_Task item_: Your job is to copy the data that follows exactly, every line included.

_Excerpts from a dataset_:
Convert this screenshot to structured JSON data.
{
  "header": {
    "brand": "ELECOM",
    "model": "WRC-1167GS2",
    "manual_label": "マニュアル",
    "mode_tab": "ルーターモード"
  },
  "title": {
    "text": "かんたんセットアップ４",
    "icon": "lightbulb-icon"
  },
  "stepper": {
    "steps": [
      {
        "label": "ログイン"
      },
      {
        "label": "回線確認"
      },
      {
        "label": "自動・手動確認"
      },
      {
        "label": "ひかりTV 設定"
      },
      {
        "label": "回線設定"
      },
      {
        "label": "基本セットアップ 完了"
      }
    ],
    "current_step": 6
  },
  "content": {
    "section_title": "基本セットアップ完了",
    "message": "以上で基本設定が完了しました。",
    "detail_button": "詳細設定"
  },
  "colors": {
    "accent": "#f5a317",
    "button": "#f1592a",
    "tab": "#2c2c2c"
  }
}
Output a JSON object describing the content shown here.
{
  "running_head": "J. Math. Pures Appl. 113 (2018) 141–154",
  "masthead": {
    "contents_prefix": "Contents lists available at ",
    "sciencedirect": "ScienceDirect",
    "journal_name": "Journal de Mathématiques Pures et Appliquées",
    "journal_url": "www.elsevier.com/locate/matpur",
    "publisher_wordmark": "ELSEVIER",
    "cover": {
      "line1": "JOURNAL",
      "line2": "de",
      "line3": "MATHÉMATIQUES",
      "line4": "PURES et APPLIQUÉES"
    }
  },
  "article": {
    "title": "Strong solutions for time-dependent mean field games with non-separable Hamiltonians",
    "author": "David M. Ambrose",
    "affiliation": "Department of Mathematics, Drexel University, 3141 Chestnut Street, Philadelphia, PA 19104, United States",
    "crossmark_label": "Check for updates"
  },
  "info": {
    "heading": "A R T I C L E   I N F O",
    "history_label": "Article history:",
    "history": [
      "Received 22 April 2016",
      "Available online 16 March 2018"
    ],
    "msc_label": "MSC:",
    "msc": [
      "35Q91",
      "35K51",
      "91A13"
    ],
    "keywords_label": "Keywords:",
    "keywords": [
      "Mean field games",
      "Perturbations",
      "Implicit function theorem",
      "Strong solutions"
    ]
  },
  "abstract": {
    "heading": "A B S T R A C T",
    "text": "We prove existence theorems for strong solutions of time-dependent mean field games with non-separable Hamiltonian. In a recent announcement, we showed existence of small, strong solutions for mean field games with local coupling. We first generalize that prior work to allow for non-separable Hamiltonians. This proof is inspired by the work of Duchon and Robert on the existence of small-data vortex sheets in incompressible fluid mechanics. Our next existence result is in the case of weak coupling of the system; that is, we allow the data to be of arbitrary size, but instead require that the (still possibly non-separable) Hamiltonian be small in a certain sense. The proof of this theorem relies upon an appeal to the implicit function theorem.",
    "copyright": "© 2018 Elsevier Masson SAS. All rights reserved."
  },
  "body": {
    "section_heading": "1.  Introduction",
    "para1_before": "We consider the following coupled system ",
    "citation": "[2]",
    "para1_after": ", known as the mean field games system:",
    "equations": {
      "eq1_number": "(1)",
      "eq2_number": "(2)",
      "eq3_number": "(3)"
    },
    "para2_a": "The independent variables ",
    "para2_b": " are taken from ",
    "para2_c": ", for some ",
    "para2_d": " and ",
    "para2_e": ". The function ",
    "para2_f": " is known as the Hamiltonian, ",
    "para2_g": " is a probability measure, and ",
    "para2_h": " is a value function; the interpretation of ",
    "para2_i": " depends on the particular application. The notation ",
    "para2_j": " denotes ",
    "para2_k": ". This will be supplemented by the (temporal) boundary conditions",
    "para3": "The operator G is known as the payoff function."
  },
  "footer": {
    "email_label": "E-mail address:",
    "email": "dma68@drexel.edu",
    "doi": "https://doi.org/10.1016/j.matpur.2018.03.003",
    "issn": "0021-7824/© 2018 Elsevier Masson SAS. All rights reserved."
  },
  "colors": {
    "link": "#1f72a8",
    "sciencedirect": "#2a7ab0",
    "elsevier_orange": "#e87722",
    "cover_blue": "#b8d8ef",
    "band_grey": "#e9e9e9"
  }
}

_Result_:
Convert this screenshot to structured JSON data.
{
  "header": {
    "brand": "ELECOM",
    "model": "WRC-1167GS2",
    "manual_label": "マニュアル",
    "mode_tab": "ルーターモード"
  },
  "title": {
    "text": "かんたんセットアップ４",
    "icon": "lightbulb-icon"
  },
  "stepper": {
    "steps": [
      {
        "label": "ログイン"
      },
      {
        "label": "回線確認"
      },
      {
        "label": "自動・手動確認"
      },
      {
        "label": "ひかりTV 設定"
      },
      {
        "label": "回線設定"
      },
      {
        "label": "基本セットアップ 完了"
      }
    ],
    "current_step": 6
  },
  "content": {
    "section_title": "基本セットアップ完了",
    "message": "以上で基本設定が完了しました。",
    "detail_button": "詳細設定"
  },
  "colors": {
    "accent": "#f5a317",
    "button": "#f1592a",
    "tab": "#2c2c2c"
  }
}
Output a JSON object describing the content shown here.
{
  "running_head": "J. Math. Pures Appl. 113 (2018) 141–154",
  "masthead": {
    "contents_prefix": "Contents lists available at ",
    "sciencedirect": "ScienceDirect",
    "journal_name": "Journal de Mathématiques Pures et Appliquées",
    "journal_url": "www.elsevier.com/locate/matpur",
    "publisher_wordmark": "ELSEVIER",
    "cover": {
      "line1": "JOURNAL",
      "line2": "de",
      "line3": "MATHÉMATIQUES",
      "line4": "PURES et APPLIQUÉES"
    }
  },
  "article": {
    "title": "Strong solutions for time-dependent mean field games with non-separable Hamiltonians",
    "author": "David M. Ambrose",
    "affiliation": "Department of Mathematics, Drexel University, 3141 Chestnut Street, Philadelphia, PA 19104, United States",
    "crossmark_label": "Check for updates"
  },
  "info": {
    "heading": "A R T I C L E   I N F O",
    "history_label": "Article history:",
    "history": [
      "Received 22 April 2016",
      "Available online 16 March 2018"
    ],
    "msc_label": "MSC:",
    "msc": [
      "35Q91",
      "35K51",
      "91A13"
    ],
    "keywords_label": "Keywords:",
    "keywords": [
      "Mean field games",
      "Perturbations",
      "Implicit function theorem",
      "Strong solutions"
    ]
  },
  "abstract": {
    "heading": "A B S T R A C T",
    "text": "We prove existence theorems for strong solutions of time-dependent mean field games with non-separable Hamiltonian. In a recent announcement, we showed existence of small, strong solutions for mean field games with local coupling. We first generalize that prior work to allow for non-separable Hamiltonians. This proof is inspired by the work of Duchon and Robert on the existence of small-data vortex sheets in incompressible fluid mechanics. Our next existence result is in the case of weak coupling of the system; that is, we allow the data to be of arbitrary size, but instead require that the (still possibly non-separable) Hamiltonian be small in a certain sense. The proof of this theorem relies upon an appeal to the implicit function theorem.",
    "copyright": "© 2018 Elsevier Masson SAS. All rights reserved."
  },
  "body": {
    "section_heading": "1.  Introduction",
    "para1_before": "We consider the following coupled system ",
    "citation": "[2]",
    "para1_after": ", known as the mean field games system:",
    "equations": {
      "eq1_number": "(1)",
      "eq2_number": "(2)",
      "eq3_number": "(3)"
    },
    "para2_a": "The independent variables ",
    "para2_b": " are taken from ",
    "para2_c": ", for some ",
    "para2_d": " and ",
    "para2_e": ". The function ",
    "para2_f": " is known as the Hamiltonian, ",
    "para2_g": " is a probability measure, and ",
    "para2_h": " is a value function; the interpretation of ",
    "para2_i": " depends on the particular application. The notation ",
    "para2_j": " denotes ",
    "para2_k": ". This will be supplemented by the (temporal) boundary conditions",
    "para3": "The operator G is known as the payoff function."
  },
  "footer": {
    "email_label": "E-mail address:",
    "email": "dma68@drexel.edu",
    "doi": "https://doi.org/10.1016/j.matpur.2018.03.003",
    "issn": "0021-7824/© 2018 Elsevier Masson SAS. All rights reserved."
  },
  "colors": {
    "link": "#1f72a8",
    "sciencedirect": "#2a7ab0",
    "elsevier_orange": "#e87722",
    "cover_blue": "#b8d8ef",
    "band_grey": "#e9e9e9"
  }
}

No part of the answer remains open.